Crate training has become one of the major fundamentals in training your dog or puppy. From potty training to trick training, the use of a crate can be a major building block and tool to reach successful and reliable behaviors from your canine companion. The crate can be a useful tool and help manage life with a dog in the home. However, using the crate in a proper manner means teaching your dog or puppy to not only go in on his own, but to love being inside his crate!
Step One, Step In
It is best to use a high value treat, such as real meat or cheese to begin crate training your puppy. A high value treat is something your pup would really love, but should be in very small pieces that are quickly eaten so as not to distract your dog for too long. This will help your pup to develop a positive association with his crate.
Toss a treat into the opening of the crate, just inside the door. Your pup should have to put his head inside to pick it up, but not walk in just yet. When he gets the treat, you can click your clicker or say “Yep!” to let him know he did a good job. Repeat this a few times before moving on.
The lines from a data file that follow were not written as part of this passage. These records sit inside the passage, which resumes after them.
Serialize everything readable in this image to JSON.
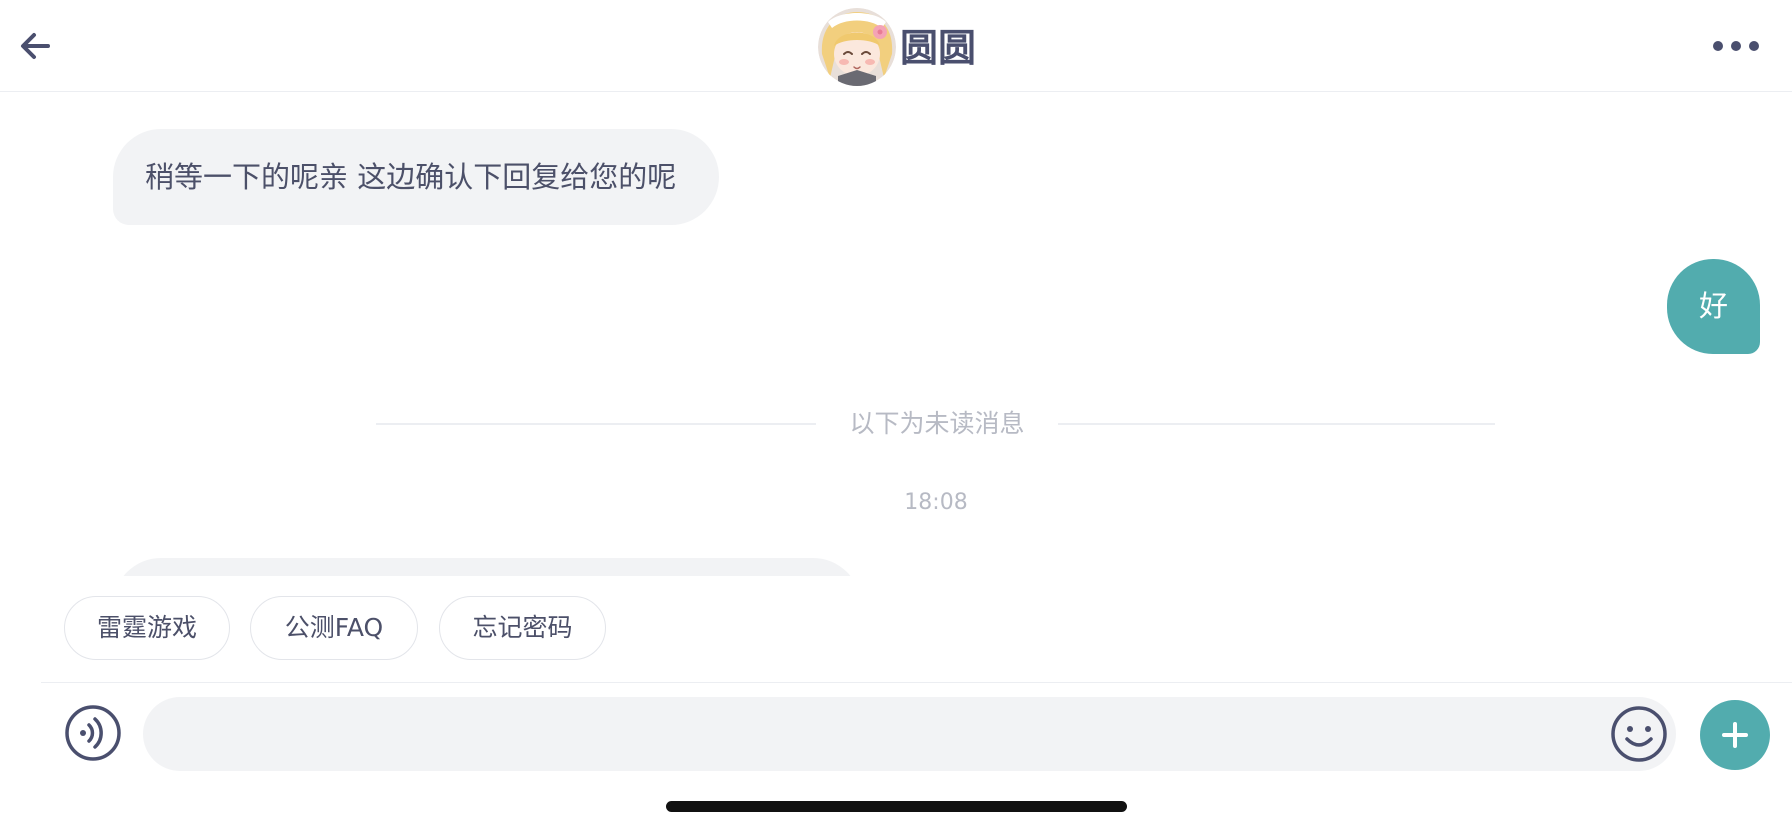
{
  "header": {
    "contact_name": "圆圆",
    "back_icon": "arrow-left-icon",
    "more_icon": "more-horizontal-icon"
  },
  "messages": {
    "incoming_text": "稍等一下的呢亲 这边确认下回复给您的呢",
    "outgoing_text": "好",
    "unread_divider": "以下为未读消息",
    "timestamp": "18:08"
  },
  "quick_replies": [
    "雷霆游戏",
    "公测FAQ",
    "忘记密码"
  ],
  "input_bar": {
    "placeholder": "",
    "voice_icon": "voice-icon",
    "emoji_icon": "emoji-icon",
    "plus_icon": "plus-icon"
  },
  "colors": {
    "accent": "#52acae",
    "bubble_incoming": "#f2f3f5",
    "text_primary": "#4c5069",
    "text_muted": "#b7bac4"
  }
}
Next, toss the treat into the middle of the crate. The goal is to encourage your pup to set both front feet into the crate to get the treat. If he only leans in without putting his feet inside, toss the next treat in further. If he hesitates after getting the treat to investigate the crate, even for a moment, click or say “Yep!” and reward him yet again. Hand him the treat while he is still inside, not when he steps out! If he willingly steps all the way in, do it again! He is catching on that being in the crate is a good thing.
The last part to the first step is tossing the treat all the way into the back of the crate. He must place all four feet in the crate to get the treat and turn around to come back out! For every two seconds or so that he remains in the crate on his own, he should be rewarded. He will eventually need to come back out, though, to continue this exercise. You can toss a treat a few feet away from the crate for him to fetch, then continue.
Closing the Door
You don’t want to slam the crate door on your pup or make him feel nervous about being closed up in the crate. This is why it is important to help him become comfortable in the crate and trust that it’s not only a safe place but a comforting place to be.
Toss the treat all the way into the back as done before. When your dog is all the way and eating his treat, gently close the door, but don’t lock it yet! Right after closing it, hand your dog a treat through the crate bars or drop one in so he can easily get it. Then, open the door back up so he can come out if he wishes. If he stays, reward him for every two to three seconds he remains in. As you may have done previously, you can toss a treat out on the floor for him to fetch so you can repeat this practice.
When you think your dog is comfortable with the door closed, you can ask him to stay in for longer periods, periodically giving him a treat and opening the door. This is so that instead of feeling trapped, he will feel safe!
Many dogs can become fully crate trained in one to two days, but always go at your dog’s pace. Keep each training session short, under 15 minutes! Short sessions mean your dog won’t get bored and will always look forward to the next sessions!